Extracted entries Block Start

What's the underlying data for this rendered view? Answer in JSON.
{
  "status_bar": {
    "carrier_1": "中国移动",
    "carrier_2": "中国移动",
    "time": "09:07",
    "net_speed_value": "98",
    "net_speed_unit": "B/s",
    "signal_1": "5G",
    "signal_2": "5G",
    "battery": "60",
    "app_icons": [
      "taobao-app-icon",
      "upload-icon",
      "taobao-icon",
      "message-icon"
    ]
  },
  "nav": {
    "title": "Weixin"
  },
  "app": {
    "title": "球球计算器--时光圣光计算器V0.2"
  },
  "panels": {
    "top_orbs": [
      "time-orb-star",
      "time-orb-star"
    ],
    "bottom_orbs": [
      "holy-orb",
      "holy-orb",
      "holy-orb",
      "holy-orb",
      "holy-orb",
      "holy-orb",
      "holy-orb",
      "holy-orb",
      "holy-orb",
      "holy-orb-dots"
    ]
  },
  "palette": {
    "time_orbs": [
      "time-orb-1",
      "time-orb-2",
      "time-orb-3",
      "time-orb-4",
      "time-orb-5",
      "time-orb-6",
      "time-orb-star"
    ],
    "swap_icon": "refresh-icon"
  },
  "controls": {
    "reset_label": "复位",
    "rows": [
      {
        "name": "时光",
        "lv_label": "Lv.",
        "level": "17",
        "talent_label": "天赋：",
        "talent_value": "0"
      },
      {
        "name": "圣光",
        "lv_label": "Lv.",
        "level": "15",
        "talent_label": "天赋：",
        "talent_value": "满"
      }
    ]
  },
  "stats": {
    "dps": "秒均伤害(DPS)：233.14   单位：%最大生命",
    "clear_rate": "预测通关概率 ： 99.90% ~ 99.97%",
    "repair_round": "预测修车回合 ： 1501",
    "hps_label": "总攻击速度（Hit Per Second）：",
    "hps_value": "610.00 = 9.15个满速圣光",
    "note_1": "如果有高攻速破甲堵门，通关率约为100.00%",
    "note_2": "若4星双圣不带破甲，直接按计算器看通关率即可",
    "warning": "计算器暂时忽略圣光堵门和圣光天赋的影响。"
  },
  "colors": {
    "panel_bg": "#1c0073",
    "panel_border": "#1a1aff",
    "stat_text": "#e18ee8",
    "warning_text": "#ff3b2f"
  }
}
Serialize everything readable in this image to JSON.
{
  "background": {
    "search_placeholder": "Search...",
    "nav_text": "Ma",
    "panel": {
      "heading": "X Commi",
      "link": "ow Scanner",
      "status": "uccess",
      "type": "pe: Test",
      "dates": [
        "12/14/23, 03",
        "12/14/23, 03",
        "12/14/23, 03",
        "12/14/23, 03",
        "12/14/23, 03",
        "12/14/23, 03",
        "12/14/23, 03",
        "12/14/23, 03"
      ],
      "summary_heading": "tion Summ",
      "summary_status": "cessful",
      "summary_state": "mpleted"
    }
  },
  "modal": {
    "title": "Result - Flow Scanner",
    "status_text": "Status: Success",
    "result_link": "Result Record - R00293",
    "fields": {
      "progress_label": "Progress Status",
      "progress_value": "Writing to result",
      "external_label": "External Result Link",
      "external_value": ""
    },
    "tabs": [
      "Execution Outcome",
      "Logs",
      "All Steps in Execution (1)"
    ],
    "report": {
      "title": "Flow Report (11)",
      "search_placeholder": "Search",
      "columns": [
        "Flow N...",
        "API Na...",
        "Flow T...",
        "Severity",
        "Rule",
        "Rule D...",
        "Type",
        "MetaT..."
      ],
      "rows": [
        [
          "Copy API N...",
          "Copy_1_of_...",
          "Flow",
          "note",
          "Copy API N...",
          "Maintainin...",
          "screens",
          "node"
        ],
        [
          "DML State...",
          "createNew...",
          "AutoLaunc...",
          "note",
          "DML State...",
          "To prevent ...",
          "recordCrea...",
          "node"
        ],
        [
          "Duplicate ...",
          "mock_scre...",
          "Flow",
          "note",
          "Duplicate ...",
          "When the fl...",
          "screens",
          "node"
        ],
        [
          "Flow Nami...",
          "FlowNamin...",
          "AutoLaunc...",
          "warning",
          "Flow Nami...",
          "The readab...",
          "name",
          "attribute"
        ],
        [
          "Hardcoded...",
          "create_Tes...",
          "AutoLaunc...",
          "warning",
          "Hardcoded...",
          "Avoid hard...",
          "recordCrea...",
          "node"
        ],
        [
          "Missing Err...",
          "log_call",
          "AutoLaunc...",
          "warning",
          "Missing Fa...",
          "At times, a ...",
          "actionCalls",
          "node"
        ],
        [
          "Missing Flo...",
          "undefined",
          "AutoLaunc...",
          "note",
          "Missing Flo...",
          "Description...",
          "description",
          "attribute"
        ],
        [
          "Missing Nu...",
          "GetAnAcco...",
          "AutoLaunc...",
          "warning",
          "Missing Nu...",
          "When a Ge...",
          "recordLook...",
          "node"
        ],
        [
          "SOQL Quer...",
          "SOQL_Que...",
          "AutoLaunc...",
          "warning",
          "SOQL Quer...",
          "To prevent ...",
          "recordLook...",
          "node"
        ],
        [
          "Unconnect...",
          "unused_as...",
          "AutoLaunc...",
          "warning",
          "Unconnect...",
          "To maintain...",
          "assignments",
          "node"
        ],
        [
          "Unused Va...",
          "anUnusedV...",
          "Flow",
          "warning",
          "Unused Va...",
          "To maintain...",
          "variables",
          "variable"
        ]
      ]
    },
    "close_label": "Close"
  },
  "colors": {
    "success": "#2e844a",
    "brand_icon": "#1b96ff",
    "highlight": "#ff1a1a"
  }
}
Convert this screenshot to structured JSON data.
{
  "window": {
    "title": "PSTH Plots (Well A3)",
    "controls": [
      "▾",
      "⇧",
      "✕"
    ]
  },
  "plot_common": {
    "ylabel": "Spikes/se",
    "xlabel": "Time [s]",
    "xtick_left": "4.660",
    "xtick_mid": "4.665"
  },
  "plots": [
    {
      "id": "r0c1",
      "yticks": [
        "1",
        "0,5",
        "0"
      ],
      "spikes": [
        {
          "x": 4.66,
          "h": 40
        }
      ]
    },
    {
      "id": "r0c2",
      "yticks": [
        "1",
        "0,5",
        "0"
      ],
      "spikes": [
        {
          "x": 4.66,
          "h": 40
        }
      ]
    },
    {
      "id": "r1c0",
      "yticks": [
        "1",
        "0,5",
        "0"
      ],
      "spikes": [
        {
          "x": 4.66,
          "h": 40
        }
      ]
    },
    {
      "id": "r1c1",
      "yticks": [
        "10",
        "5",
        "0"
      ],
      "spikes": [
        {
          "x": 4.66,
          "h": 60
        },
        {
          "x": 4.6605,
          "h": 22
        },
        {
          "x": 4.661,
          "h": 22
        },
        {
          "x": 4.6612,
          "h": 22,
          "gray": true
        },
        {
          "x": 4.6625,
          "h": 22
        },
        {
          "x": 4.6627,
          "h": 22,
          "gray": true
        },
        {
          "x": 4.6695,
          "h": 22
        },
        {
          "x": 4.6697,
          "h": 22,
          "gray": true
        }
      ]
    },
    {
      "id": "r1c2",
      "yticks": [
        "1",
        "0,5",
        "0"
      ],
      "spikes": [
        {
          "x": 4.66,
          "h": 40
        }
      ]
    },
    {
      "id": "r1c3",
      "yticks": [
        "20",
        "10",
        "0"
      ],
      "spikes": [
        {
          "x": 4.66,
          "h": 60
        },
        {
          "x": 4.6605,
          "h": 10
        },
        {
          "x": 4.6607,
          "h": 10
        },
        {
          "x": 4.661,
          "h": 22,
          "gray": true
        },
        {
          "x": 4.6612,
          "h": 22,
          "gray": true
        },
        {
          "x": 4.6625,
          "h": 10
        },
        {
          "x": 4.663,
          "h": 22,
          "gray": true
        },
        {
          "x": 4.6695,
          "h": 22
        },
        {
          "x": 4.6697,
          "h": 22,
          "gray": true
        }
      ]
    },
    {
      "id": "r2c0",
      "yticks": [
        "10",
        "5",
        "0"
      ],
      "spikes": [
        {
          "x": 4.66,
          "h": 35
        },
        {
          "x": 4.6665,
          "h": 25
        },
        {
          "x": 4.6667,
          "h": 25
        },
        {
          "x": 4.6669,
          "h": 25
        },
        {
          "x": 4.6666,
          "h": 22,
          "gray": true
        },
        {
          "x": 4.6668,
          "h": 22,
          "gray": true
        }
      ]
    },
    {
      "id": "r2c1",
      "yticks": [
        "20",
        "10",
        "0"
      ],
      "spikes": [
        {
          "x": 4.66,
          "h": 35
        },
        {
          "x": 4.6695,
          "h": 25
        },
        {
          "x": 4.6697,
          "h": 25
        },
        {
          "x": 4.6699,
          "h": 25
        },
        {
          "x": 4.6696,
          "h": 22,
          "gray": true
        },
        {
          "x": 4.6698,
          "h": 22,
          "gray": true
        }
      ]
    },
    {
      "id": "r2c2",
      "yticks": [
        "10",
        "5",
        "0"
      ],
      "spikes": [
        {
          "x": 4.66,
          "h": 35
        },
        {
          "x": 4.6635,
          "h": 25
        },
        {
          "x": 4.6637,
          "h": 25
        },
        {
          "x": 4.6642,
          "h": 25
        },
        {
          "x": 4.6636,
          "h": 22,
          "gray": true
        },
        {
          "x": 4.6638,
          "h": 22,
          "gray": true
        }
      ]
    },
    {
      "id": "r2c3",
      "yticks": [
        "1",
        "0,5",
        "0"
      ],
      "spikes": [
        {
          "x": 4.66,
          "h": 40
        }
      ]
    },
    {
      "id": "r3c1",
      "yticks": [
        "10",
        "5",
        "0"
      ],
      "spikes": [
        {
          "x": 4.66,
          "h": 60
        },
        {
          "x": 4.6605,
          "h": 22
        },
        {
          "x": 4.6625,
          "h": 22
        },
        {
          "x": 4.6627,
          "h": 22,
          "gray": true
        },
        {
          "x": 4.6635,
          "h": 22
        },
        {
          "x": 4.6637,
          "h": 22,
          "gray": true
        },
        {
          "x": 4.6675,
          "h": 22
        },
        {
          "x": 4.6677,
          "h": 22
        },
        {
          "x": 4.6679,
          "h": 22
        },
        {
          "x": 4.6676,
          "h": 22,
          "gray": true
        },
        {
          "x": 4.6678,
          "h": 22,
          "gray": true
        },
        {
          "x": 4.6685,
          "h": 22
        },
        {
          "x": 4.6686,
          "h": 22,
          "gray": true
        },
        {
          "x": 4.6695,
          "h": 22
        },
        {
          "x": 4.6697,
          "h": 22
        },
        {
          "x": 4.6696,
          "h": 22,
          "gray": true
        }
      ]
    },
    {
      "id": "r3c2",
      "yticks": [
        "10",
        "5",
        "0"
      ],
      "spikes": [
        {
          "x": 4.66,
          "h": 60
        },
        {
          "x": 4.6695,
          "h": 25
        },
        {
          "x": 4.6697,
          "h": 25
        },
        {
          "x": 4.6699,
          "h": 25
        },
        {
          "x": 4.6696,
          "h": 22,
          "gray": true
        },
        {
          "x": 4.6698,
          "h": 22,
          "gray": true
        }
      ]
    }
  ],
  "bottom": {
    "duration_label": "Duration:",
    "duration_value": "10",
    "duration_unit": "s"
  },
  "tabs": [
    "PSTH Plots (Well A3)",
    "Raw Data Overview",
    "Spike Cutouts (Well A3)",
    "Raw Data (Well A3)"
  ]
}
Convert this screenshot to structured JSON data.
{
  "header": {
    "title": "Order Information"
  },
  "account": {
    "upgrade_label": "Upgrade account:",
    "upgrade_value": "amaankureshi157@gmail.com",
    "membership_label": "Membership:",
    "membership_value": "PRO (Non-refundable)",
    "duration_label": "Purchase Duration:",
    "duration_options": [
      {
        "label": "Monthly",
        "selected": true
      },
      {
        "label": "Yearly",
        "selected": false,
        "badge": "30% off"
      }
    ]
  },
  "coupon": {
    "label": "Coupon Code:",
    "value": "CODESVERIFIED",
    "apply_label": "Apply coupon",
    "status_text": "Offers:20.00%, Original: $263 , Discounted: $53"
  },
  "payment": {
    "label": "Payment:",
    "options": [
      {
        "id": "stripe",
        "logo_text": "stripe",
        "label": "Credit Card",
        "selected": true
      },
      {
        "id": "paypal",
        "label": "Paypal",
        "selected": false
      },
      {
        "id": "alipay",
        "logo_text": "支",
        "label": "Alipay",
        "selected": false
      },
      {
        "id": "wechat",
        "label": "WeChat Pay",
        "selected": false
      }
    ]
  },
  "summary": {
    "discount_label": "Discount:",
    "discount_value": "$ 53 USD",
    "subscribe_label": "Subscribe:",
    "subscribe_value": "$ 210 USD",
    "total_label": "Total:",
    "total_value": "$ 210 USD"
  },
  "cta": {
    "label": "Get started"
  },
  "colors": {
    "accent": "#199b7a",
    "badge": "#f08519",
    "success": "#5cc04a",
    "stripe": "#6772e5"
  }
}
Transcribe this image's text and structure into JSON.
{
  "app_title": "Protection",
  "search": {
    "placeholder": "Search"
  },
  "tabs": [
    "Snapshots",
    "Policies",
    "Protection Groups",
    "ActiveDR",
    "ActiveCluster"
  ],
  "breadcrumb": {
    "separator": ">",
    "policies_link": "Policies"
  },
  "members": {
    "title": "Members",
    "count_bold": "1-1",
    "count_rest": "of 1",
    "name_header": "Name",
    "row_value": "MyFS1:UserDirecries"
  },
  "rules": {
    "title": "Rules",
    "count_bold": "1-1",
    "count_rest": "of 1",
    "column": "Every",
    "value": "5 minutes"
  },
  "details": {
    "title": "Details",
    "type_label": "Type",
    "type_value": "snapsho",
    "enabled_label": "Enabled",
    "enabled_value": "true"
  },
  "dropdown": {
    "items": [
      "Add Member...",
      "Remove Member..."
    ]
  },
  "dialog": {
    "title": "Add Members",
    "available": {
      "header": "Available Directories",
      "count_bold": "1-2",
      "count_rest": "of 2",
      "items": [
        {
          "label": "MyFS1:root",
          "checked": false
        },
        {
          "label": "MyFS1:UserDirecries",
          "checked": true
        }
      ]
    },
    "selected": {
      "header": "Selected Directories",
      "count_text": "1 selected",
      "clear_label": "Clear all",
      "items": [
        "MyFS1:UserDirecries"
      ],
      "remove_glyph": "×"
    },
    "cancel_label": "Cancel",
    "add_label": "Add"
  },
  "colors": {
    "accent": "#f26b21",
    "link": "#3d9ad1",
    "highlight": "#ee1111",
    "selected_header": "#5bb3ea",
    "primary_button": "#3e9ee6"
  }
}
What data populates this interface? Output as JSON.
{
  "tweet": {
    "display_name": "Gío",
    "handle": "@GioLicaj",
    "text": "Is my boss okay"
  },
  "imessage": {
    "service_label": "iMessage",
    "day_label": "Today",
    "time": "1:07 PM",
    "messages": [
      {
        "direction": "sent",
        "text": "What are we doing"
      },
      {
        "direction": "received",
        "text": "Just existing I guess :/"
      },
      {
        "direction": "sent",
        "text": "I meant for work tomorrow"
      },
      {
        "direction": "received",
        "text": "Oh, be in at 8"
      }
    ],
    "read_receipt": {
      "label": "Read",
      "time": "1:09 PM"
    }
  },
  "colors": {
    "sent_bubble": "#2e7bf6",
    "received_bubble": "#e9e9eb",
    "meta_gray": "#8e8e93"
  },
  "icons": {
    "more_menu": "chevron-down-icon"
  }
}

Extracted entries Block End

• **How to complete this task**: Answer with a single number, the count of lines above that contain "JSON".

• **Written answer**: 6